Maybe you’ll ultimately find value in it, or maybe not. But you won’t know for sure if you’re spending most of your CPU cycles on hating the messenger.
It’s annoying to have to do, but a useful skill to work out and keep fit from time to time, not just for dealing with Taleb but plenty of other irksome sources in life.
The most salient anecdote Taleb tells about himself is the one where he's going onstage to debate an opponent. He asks his publisher if punching the other guy in the face would be against his contract, and his publisher notes that it would be very good for book sales.
All Taleb does is punch people in the face nowadays. It's probably very good for book sales. He notes elsewhere, rightly I think, that the goal of anybody seeking PR should be to get the attention of somebody more famous then them: since it's much easier to pick fights than make friendships, and either will do, he picks fights with anybody he thinks has prominence. I believe it's a persona, and he's a very good method actor.
We get it, you don't like academics and The Establishment. But do you have to mention it every other paragraph like a teenage boy?
Guess nobody gave him the Kill Your Darlings writing advice.
He takes the swipes, but he'll show up with a truckload of evidence supporting them if you push back.
For each their own I suppose. I found it unnecessary and also entertaining.
I've not regretted reading some of his books, but I strongly advise anyone who wants to maintain some respect for him to avoid his Twitter feed at all costs. And I'm one of those highly analytical types that isn't overly burdened by emotional sensitivity. The man really is just that grating in real time. I get the impression that in his books he does some rewriting to limit his more egregious impulses.
While assuming normality will very often lead you to underestimate risk, fat tails can easily cause you to over estimate your risk.
Or think about the case of "robust" regression in which errors in a linear model are assumed to be from a fat tailed distribution like Student's T. This means that your model is not suprised by outliers. The consequence of this is that your model assumes that mode data is near the center and ignores extreme observations.

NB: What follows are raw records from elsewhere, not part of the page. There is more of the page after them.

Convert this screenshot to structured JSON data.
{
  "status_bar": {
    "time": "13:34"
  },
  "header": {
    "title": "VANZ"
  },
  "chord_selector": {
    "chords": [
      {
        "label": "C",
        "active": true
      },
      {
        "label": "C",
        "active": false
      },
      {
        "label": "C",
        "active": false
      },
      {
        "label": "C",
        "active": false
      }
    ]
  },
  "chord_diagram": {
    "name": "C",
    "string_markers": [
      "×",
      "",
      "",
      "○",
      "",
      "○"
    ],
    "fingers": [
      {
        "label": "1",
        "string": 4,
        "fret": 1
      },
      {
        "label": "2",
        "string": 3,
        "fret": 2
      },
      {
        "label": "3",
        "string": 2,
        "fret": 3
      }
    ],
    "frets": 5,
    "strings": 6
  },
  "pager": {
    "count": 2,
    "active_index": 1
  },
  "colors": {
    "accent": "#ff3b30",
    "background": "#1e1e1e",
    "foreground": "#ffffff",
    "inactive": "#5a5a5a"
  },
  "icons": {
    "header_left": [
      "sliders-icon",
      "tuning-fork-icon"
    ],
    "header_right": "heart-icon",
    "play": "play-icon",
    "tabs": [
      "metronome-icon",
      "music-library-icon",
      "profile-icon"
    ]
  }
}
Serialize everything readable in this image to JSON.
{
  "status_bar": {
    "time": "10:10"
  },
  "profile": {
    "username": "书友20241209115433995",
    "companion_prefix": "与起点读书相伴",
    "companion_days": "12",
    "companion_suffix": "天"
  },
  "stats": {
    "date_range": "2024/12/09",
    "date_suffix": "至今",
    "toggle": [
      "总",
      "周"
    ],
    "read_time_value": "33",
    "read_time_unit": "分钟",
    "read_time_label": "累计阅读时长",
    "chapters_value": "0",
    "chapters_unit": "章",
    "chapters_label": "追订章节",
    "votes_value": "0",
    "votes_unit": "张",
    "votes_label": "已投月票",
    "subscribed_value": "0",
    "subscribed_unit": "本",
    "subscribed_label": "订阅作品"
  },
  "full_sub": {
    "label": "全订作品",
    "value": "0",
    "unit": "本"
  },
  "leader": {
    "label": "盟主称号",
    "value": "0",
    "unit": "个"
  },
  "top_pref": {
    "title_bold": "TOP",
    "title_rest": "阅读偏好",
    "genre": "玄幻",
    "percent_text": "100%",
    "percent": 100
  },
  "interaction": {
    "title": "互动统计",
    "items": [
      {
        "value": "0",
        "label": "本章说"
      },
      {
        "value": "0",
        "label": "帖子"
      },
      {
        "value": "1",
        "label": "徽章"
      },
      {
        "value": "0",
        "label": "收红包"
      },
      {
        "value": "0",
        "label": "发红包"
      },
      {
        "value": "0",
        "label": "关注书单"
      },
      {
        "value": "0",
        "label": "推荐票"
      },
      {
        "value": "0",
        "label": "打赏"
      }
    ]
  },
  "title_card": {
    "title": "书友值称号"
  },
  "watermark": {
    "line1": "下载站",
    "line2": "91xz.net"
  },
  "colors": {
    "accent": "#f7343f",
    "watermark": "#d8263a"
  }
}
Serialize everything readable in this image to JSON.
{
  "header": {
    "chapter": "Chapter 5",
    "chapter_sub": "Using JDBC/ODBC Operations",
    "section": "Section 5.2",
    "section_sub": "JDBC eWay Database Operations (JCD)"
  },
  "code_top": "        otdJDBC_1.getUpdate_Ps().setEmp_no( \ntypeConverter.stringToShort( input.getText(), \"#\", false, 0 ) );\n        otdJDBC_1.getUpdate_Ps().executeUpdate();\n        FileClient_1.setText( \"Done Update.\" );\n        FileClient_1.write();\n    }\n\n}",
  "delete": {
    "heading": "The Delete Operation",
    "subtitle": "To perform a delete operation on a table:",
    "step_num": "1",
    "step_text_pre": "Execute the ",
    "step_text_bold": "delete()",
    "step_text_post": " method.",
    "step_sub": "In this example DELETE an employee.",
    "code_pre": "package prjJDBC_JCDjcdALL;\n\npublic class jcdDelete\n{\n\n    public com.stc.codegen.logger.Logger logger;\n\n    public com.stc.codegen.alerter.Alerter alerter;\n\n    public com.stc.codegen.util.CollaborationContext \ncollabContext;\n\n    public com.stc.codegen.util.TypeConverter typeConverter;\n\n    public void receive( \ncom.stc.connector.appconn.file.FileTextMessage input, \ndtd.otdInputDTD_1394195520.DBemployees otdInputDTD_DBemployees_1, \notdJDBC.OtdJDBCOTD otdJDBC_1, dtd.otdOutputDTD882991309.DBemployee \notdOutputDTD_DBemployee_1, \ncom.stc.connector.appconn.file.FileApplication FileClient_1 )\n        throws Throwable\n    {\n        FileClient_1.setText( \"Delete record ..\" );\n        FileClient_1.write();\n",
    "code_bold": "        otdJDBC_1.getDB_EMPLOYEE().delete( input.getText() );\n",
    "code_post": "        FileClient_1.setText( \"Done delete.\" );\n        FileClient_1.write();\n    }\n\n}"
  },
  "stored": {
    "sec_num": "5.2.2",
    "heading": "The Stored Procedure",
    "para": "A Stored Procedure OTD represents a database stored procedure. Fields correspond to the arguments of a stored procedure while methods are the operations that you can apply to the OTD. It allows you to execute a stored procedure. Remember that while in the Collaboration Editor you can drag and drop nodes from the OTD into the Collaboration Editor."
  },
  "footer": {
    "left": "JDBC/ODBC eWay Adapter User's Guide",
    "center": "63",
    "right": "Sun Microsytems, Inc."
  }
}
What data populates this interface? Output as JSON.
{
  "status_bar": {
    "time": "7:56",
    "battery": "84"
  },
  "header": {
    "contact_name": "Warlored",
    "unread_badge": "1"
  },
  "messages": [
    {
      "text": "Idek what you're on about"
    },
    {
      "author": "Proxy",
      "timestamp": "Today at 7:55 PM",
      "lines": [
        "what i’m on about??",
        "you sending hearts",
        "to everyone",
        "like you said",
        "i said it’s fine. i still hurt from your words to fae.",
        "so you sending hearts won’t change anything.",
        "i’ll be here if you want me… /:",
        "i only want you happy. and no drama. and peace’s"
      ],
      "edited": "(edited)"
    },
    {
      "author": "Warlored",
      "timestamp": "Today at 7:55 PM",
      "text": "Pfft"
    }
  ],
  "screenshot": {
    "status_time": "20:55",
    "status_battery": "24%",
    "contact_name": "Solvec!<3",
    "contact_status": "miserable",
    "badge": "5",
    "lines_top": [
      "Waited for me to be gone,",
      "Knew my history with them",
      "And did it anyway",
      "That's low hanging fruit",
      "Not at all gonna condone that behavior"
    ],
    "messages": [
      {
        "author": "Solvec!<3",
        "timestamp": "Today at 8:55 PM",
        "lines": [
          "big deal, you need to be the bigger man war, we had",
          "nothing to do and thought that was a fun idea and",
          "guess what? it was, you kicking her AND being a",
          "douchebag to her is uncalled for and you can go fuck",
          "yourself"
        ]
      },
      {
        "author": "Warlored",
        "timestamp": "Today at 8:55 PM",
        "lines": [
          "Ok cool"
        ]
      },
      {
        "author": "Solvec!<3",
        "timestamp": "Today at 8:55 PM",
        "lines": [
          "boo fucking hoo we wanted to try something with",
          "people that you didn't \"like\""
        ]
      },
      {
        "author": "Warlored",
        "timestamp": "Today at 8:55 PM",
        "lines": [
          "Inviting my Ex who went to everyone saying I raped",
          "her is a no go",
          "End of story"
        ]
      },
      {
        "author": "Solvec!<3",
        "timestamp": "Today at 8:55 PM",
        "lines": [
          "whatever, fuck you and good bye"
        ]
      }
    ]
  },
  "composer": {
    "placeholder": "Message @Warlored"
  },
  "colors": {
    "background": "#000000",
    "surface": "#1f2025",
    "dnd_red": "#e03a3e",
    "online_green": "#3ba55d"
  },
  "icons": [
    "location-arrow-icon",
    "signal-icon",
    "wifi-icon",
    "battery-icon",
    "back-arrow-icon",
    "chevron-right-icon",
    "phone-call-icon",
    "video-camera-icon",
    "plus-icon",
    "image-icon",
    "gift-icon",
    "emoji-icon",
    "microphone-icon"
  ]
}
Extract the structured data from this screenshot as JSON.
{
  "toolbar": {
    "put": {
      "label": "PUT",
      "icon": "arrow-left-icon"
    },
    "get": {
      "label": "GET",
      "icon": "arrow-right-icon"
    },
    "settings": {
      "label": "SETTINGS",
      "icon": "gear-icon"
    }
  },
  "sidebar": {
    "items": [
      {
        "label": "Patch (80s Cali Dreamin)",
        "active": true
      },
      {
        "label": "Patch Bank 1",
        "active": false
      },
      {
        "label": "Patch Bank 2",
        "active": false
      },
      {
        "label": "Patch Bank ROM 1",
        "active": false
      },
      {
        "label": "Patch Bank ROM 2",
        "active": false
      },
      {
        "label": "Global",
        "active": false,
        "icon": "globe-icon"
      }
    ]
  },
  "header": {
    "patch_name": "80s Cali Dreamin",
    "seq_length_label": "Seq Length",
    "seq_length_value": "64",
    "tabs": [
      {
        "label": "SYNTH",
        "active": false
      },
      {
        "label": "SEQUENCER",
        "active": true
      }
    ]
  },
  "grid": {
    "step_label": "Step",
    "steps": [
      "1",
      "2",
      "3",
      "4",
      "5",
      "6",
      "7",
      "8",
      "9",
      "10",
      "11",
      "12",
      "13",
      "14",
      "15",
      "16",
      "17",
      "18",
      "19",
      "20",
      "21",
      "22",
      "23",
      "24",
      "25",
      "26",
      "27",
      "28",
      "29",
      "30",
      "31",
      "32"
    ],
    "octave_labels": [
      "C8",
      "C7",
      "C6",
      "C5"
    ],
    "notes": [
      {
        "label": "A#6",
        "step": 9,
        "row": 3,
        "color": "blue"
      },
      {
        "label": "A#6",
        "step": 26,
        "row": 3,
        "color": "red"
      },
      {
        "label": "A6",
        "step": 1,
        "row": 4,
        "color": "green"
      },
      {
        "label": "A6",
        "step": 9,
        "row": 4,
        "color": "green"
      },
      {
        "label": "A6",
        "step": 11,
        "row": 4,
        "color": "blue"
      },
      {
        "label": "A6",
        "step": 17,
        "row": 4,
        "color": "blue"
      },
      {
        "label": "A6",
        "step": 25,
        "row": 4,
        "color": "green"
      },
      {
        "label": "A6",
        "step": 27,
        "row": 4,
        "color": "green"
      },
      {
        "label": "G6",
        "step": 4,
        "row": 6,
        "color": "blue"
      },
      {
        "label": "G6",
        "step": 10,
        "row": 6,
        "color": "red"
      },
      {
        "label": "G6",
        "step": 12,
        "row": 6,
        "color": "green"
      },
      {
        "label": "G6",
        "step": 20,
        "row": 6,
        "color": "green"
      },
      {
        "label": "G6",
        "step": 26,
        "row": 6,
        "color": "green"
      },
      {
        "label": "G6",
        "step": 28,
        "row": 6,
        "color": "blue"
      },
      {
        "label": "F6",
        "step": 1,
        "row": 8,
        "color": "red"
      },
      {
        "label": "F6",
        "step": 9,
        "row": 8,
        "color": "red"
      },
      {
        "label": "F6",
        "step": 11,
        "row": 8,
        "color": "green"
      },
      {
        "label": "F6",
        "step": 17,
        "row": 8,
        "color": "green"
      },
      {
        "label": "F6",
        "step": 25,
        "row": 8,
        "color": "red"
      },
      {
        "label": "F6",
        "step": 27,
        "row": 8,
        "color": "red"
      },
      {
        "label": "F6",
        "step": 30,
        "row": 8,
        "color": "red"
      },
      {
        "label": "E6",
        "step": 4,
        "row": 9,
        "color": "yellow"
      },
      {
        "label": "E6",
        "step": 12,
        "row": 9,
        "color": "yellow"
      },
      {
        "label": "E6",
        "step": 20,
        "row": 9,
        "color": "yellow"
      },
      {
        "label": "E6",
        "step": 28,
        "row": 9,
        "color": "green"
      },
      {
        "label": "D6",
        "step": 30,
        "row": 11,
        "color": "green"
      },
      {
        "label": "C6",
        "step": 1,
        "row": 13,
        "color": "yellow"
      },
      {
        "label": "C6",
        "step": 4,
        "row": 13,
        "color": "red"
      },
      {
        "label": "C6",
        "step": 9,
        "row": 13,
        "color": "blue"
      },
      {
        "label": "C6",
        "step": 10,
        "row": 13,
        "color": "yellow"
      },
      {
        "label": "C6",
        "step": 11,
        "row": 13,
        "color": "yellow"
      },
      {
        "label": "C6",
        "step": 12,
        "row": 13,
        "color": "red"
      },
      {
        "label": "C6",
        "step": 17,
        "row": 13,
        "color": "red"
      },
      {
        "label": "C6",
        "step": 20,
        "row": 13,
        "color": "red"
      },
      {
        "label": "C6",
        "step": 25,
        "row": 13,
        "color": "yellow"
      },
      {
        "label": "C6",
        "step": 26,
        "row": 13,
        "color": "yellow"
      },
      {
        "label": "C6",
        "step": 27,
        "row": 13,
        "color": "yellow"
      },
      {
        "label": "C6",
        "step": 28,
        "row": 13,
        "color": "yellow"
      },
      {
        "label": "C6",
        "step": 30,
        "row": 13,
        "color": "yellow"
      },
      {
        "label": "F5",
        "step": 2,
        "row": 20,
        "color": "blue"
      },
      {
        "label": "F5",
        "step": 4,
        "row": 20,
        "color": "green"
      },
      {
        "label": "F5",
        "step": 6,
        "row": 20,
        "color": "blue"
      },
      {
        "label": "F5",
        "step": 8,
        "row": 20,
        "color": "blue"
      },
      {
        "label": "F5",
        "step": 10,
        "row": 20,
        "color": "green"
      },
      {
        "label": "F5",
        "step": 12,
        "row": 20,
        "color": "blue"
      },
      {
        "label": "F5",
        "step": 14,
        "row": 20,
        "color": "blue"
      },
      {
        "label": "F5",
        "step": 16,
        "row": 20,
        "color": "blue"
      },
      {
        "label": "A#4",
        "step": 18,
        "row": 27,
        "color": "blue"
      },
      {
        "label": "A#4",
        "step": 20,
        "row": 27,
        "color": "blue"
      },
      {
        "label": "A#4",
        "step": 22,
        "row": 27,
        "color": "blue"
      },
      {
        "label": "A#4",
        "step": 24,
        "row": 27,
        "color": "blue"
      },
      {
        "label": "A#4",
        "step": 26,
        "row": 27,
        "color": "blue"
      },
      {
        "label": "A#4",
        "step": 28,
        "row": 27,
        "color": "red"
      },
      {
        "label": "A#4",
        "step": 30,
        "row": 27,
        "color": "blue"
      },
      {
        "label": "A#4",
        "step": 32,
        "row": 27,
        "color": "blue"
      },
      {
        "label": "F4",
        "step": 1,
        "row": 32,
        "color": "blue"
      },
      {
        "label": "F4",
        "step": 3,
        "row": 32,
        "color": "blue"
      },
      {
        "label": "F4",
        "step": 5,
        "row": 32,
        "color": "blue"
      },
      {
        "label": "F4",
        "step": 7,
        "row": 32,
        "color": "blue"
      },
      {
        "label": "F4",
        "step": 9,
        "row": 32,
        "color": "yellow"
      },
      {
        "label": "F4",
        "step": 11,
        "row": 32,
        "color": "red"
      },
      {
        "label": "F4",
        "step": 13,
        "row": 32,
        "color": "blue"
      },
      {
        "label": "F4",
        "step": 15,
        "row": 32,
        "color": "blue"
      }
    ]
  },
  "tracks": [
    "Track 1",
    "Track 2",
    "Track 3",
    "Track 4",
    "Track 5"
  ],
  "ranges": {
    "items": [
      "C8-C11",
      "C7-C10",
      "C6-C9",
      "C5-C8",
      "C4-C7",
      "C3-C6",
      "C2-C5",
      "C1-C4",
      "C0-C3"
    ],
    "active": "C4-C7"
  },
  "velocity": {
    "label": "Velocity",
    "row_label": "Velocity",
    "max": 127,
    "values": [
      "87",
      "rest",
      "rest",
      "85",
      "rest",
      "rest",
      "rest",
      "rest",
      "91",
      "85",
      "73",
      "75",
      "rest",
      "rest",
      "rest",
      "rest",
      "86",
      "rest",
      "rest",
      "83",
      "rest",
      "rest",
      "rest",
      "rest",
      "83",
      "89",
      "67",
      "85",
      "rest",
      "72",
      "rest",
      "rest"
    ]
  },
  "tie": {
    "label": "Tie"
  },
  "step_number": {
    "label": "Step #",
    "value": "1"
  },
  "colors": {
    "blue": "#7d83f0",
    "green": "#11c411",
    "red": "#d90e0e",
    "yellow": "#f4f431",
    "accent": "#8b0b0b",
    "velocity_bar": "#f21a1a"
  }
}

As a philosophical device fat tails are very helpful and interesting, but as a practical tool for modeling they are far from a panacea